▶ [Problem to solve] Copy out each line of the entries below in which the string "icon" appears.

▶ [Records from a data source]
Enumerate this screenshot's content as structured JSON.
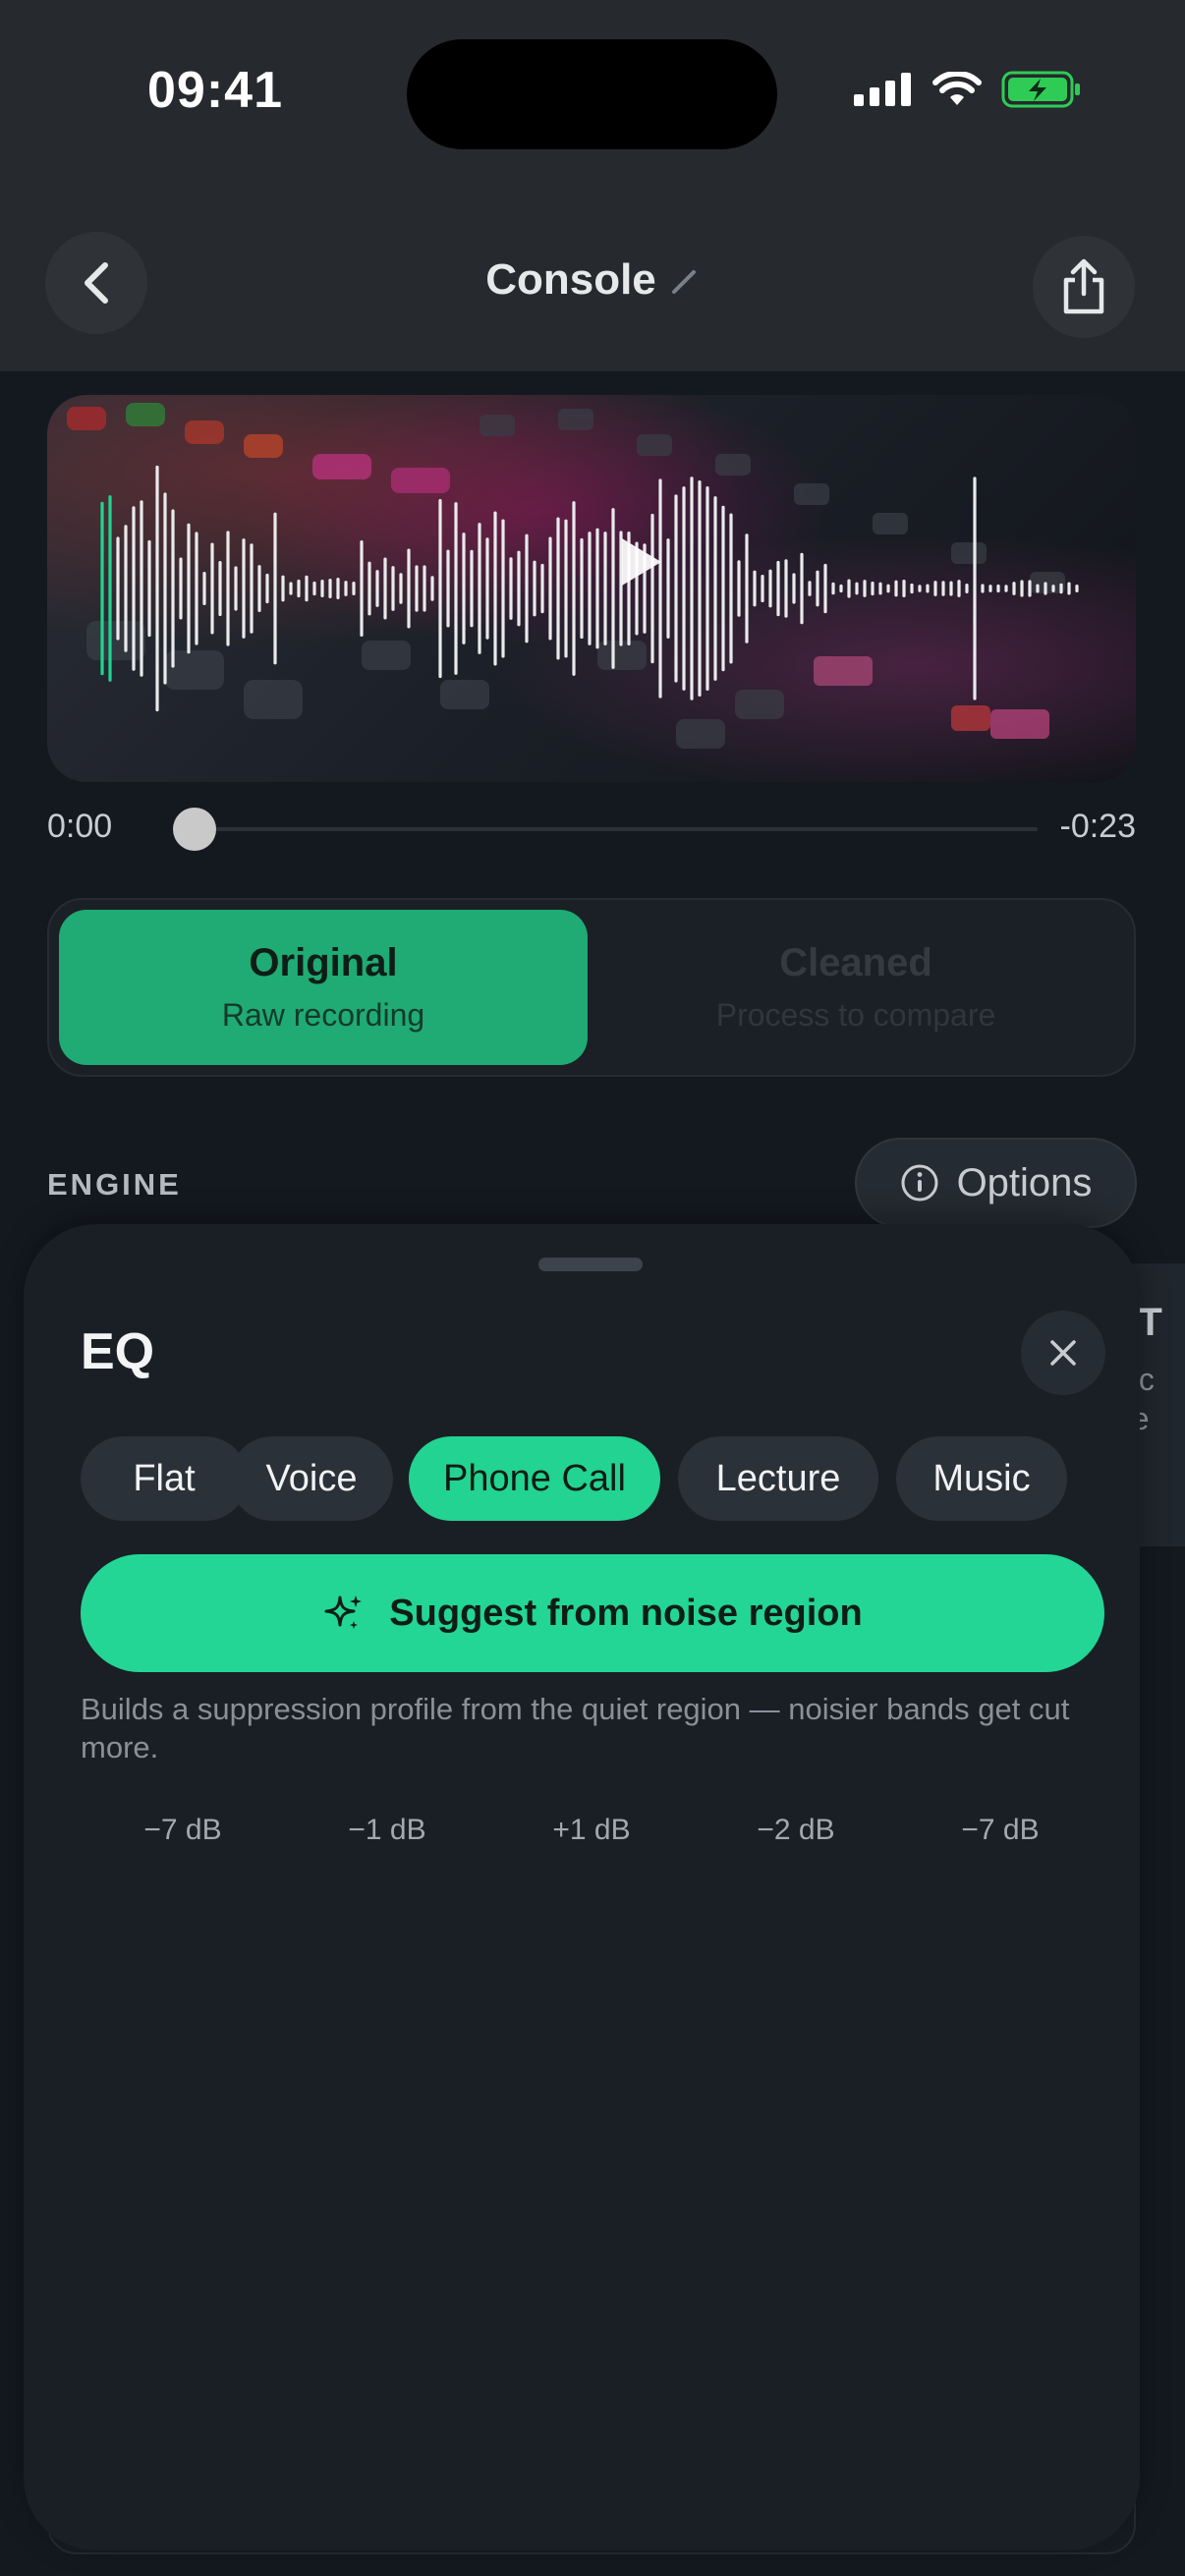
{
  "status_bar": {
    "time": "09:41"
  },
  "nav": {
    "title": "Console",
    "back_icon": "chevron-left-icon",
    "share_icon": "share-icon",
    "edit_icon": "pencil-icon"
  },
  "player": {
    "elapsed": "0:00",
    "remaining": "-0:23",
    "position_fraction": 0.0
  },
  "segment": {
    "original_title": "Original",
    "original_sub": "Raw recording",
    "cleaned_title": "Cleaned",
    "cleaned_sub": "Process to compare",
    "selected": "original"
  },
  "engine": {
    "label": "ENGINE",
    "options_label": "Options"
  },
  "peek": {
    "line1": "nT",
    "line2": "nic",
    "line3": "ee"
  },
  "sheet": {
    "title": "EQ",
    "presets": [
      {
        "label": "Flat",
        "active": false
      },
      {
        "label": "Voice",
        "active": false
      },
      {
        "label": "Phone Call",
        "active": true
      },
      {
        "label": "Lecture",
        "active": false
      },
      {
        "label": "Music",
        "active": false
      }
    ],
    "suggest_label": "Suggest from noise region",
    "hint": "Builds a suppression profile from the quiet region — noisier bands get cut more.",
    "bands": [
      {
        "label": "−7 dB",
        "gain": -7
      },
      {
        "label": "−1 dB",
        "gain": -1
      },
      {
        "label": "+1 dB",
        "gain": 1
      },
      {
        "label": "−2 dB",
        "gain": -2
      },
      {
        "label": "−7 dB",
        "gain": -7
      }
    ]
  },
  "colors": {
    "accent": "#22d391",
    "segment_active": "#1fab73",
    "background": "#141920"
  }
}
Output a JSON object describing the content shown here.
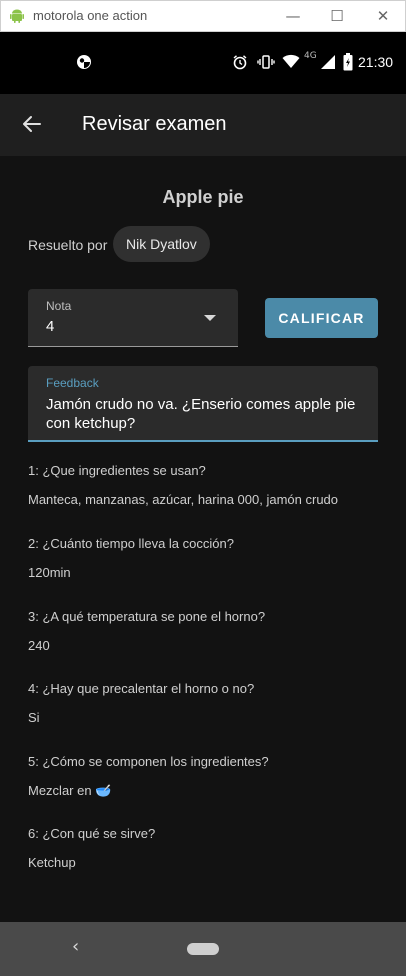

▶ [Written reply]
    "back_icon": "chevron-left-icon",
    "share_icon": "share-icon",
    "edit_icon": "pencil-icon"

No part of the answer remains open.